#### [Required work]
Every line of the data that contains the string "Subscribe" must be copied.

Task input Block Start

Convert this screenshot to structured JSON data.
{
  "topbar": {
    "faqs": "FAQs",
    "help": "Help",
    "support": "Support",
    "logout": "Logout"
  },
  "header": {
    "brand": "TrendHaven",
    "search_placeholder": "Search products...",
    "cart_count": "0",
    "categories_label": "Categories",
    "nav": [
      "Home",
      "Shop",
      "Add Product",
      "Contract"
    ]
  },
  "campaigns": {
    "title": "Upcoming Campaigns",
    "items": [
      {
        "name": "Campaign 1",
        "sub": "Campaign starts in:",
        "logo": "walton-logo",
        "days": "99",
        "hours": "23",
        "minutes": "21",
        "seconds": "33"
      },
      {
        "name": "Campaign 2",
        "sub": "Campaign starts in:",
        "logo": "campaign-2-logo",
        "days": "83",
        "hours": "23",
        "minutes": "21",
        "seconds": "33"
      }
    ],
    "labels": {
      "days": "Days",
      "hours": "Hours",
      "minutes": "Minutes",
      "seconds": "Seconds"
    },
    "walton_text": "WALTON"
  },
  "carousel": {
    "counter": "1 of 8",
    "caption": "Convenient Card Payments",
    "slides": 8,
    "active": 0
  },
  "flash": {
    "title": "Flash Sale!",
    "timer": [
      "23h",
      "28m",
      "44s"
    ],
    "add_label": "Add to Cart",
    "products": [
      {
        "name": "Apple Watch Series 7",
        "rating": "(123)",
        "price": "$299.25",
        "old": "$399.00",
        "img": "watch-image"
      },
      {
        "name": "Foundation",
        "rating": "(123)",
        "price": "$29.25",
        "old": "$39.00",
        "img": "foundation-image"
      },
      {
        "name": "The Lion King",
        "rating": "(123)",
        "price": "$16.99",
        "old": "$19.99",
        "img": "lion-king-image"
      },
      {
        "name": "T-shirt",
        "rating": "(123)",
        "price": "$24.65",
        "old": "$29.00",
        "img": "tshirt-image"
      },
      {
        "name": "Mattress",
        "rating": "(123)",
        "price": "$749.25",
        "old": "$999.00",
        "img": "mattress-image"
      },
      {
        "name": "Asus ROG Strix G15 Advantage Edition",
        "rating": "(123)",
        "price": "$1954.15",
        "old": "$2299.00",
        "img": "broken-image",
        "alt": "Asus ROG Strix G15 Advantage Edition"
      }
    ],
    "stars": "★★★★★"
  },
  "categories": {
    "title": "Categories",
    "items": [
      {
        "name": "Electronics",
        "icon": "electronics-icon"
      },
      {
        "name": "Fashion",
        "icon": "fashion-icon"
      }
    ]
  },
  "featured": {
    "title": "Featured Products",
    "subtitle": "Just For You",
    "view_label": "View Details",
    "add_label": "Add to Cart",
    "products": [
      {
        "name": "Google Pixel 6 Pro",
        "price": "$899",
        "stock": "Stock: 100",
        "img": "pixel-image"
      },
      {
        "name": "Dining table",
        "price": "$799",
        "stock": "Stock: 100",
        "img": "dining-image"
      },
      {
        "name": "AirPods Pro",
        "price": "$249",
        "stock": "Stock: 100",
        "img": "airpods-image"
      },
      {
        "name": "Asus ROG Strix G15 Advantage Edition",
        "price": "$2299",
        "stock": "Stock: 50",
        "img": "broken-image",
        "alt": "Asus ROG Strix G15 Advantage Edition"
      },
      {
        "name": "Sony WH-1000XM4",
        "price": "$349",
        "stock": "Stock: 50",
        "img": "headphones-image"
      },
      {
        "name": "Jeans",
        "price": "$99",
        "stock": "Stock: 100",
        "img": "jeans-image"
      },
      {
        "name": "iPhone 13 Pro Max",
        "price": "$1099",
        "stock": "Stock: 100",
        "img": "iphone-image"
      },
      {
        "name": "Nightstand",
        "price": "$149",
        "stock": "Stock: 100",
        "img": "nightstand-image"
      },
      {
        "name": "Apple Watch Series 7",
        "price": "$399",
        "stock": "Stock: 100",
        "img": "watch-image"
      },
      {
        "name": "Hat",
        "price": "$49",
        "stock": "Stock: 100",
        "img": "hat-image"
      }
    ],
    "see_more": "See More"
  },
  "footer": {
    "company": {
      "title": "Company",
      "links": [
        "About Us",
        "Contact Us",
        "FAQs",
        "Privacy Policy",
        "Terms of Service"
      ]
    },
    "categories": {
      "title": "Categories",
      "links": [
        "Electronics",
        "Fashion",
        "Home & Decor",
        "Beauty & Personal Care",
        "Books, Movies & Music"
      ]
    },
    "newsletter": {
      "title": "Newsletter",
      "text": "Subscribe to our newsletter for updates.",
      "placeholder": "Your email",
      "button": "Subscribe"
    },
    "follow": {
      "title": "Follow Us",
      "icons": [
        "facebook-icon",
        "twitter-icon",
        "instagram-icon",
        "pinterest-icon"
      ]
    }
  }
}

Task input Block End

#### [Exercise output]
      "text": "Subscribe to our newsletter for updates.",
      "button": "Subscribe"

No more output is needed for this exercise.